# Photoelectron Spectroscopy

## Presentation on theme: "Photoelectron Spectroscopy"— Presentation transcript:

Photoelectron Spectroscopy
(PES)

Method of analyzing matter using electromagnetic radiation.
Spectroscopy Method of analyzing matter using electromagnetic radiation.

Photoelectron Spectroscopy
PES apparatus: iramis.cea.fr

Photoelectron Spectroscopy
How it works: Sample is exposed to EM radiation Electrons jump out of sample and go through analyzer

PES Data Electrons generally farther from the nucleus Electrons
generally closer to the nucleus Each peak represents the electrons in a single sublevel in the atom The bigger the peak – the more electrons Number of electrons Energy to remove an electron (binding energy) (increases to the left!)

Hydrogen vs. Helium Helium Hydrogen #e- #e-  energy  energy
1 electron in 1s 2 electrons in 1s The helium peak is twice as tall because there are twice as many electrons in the 1s sublevel

Hydrogen vs. Helium Helium Hydrogen #e- #e-  energy  energy
1 electron in 1s 2 electrons in 1s The helium peak is farther to the left (higher energy) thus more energy is needed to remove the 1s electrons in helium. They must be held more tightly because there is a higher effective nuclear charge. (Helium has 2 protons pulling on 1s but hydrogen only has 1)

Oxygen (1s22s22p4) Number of electrons 2 electrons in 2s
4 electrons in 2p Energy to remove an electron (binding energy) (increases to the left!)

Scandium (1s22s22p63s23p64s23d1) Number of electrons
*Notice that it takes more energy to remove an electron from 3d than from 4s. This is because as electrons are added to 3d they shield 4s thus it’s easier (takes less energy) to remove 4s electrons compared to 3d electrons.
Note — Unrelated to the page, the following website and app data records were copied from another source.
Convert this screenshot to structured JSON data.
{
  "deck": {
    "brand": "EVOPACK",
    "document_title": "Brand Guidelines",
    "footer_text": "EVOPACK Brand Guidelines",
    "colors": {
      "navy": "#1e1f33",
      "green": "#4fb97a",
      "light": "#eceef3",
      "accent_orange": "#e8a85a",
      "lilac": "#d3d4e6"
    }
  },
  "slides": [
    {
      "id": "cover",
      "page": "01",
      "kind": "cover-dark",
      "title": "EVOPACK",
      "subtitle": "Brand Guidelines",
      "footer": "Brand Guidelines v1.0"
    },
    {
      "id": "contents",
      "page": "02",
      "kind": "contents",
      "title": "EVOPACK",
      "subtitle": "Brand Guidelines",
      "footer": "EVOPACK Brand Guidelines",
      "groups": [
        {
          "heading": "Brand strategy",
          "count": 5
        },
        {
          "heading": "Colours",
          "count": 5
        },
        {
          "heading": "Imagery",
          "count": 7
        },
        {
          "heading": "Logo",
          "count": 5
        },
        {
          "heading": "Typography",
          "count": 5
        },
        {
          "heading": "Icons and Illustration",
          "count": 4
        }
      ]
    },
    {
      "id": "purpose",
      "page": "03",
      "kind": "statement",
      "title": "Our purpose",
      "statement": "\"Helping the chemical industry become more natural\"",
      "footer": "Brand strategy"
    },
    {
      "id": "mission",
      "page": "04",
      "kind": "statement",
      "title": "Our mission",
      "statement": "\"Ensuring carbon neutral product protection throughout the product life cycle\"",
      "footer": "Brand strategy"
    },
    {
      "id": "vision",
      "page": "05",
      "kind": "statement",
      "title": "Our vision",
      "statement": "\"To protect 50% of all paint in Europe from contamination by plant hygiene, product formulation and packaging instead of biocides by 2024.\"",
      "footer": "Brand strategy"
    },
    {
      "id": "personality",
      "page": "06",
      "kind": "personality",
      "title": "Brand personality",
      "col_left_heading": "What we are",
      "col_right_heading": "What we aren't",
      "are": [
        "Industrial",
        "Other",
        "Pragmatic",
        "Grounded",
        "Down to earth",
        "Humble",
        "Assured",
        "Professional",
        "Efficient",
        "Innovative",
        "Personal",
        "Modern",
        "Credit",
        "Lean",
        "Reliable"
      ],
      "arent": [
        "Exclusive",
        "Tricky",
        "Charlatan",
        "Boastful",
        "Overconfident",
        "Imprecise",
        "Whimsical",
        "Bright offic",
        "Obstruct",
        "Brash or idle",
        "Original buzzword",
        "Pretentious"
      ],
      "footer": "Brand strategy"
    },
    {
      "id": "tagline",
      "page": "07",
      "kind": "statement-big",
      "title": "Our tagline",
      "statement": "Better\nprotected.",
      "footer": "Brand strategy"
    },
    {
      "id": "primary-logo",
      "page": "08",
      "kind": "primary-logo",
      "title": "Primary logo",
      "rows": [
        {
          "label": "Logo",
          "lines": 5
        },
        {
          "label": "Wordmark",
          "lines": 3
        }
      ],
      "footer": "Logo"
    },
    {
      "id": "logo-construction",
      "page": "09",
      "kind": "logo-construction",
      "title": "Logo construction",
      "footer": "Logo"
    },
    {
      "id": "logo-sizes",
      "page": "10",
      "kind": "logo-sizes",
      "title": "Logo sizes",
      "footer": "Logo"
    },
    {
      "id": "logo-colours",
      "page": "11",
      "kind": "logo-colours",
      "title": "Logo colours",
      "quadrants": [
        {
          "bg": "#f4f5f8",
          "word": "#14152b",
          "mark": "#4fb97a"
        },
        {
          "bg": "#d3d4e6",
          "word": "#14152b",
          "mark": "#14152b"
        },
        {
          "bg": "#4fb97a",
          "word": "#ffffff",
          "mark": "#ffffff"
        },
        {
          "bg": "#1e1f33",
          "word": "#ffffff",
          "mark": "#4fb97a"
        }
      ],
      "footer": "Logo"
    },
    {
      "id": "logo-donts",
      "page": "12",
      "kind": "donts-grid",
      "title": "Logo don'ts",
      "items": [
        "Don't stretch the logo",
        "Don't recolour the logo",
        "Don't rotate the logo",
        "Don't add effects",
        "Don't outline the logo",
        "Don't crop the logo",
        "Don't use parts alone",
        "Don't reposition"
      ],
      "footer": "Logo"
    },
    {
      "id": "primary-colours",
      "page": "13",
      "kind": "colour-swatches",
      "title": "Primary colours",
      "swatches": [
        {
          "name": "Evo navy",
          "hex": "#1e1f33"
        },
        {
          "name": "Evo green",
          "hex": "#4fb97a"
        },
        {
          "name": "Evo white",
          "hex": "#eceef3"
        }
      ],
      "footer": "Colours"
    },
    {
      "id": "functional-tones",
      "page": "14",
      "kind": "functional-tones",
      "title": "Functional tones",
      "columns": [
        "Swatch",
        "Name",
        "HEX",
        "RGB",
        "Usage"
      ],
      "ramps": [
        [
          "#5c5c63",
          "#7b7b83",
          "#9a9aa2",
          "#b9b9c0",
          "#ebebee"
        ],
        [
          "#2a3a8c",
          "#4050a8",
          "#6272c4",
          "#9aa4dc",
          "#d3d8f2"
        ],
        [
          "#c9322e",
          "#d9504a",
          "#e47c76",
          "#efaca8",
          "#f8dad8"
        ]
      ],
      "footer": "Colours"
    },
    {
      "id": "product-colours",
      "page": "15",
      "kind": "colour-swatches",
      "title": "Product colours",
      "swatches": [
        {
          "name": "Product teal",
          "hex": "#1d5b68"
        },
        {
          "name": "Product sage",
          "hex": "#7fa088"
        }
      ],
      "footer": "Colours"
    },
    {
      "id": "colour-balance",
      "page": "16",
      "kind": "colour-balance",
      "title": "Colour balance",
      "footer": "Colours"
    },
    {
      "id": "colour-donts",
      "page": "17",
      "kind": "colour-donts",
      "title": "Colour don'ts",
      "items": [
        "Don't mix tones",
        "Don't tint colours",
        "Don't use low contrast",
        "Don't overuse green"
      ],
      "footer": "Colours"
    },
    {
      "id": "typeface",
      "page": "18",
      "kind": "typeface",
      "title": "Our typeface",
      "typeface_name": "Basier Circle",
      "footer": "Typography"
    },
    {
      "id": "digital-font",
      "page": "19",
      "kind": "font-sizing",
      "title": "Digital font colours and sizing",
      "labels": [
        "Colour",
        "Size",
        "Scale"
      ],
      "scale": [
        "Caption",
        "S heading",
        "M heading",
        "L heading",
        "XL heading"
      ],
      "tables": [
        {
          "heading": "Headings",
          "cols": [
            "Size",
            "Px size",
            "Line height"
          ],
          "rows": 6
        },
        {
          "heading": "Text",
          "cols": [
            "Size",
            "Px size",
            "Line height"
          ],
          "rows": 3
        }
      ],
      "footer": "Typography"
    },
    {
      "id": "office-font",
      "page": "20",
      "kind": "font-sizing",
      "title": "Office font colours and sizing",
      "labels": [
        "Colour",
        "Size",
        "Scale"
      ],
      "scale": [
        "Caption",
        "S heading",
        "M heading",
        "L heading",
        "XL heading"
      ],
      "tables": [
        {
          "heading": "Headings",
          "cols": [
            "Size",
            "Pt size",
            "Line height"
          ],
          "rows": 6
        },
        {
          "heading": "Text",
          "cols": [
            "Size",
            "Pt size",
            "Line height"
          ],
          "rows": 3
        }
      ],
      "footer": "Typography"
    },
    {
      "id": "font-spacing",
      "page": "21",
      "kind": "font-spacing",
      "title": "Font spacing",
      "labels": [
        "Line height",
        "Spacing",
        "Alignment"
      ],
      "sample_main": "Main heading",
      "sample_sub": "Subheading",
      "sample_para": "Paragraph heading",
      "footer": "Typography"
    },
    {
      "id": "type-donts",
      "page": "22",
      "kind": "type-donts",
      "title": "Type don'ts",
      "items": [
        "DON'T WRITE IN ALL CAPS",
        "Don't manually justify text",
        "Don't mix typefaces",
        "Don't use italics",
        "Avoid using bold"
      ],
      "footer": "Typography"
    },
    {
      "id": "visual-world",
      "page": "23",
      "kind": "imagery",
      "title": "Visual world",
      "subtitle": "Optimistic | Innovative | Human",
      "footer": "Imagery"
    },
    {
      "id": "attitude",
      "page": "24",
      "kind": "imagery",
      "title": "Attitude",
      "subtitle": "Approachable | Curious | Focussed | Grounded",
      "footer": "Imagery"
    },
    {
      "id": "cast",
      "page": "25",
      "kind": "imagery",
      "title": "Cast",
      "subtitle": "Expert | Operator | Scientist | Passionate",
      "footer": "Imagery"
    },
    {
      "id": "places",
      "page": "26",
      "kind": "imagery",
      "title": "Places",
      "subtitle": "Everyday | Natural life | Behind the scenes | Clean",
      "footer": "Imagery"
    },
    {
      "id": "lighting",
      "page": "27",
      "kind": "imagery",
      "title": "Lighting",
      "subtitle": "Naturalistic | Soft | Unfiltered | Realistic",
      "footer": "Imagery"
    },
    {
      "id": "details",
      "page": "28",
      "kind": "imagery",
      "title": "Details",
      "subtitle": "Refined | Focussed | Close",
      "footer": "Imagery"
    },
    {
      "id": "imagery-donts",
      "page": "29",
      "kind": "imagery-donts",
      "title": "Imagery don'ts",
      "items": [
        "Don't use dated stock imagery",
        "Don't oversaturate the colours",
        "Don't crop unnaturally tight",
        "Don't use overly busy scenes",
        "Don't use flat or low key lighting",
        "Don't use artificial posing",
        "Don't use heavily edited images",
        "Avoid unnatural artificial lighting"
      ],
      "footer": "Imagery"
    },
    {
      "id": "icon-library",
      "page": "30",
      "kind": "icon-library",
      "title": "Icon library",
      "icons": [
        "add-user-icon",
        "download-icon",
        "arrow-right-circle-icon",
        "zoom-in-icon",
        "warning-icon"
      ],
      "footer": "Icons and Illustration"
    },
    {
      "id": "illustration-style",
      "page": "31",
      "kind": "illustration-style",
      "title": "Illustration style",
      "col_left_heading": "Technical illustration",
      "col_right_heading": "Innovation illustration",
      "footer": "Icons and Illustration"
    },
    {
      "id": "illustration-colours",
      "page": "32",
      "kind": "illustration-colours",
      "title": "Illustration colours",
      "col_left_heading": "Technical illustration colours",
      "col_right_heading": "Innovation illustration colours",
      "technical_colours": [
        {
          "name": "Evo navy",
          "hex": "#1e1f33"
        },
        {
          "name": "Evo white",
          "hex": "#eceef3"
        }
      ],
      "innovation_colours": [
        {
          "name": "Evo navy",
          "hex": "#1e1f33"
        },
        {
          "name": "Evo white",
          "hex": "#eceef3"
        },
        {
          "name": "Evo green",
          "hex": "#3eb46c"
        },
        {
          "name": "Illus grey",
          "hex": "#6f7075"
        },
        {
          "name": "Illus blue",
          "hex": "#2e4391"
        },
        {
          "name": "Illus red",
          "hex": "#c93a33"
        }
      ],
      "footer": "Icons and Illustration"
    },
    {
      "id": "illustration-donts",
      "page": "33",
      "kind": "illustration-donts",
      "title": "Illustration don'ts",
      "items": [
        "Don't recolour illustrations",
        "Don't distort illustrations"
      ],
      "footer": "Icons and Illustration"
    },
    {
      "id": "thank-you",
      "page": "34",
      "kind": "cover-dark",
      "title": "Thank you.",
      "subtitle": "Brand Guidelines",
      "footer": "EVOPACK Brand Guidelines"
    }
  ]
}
Remember when transition metals make positive ions - it’s the s electrons that are lost first! 2 in1s 2 in 3s 2 in 4s 1 in 3d 2 in 2s 6 in 2p 6 in 3p Energy to remove an electron (binding energy) (increases to the left!)

Example 1: Number of electrons Identify the element whose
PES data is shown to the right. Sodium Why is one peak much larger Than the others? This peak represents 6 electrons In the 2p sublevel the other Peaks represent only 1 or 2 electrons In which sublevel are the electrons Represented by peak A 3s A Energy

Example 2: Oxygen Nitrogen #e- #e-  energy  energy
The PES data above shows only the peak for the 1s electrons. Why is the peak for Nitrogen farther to the right? It takes less energy to remove a 1s electron from nitrogen because it has a lower Effective nuclear charge (less protons) than oxygen

Example 3: Number of electrons Draw the expected PES
Spectrum for the element boron Energy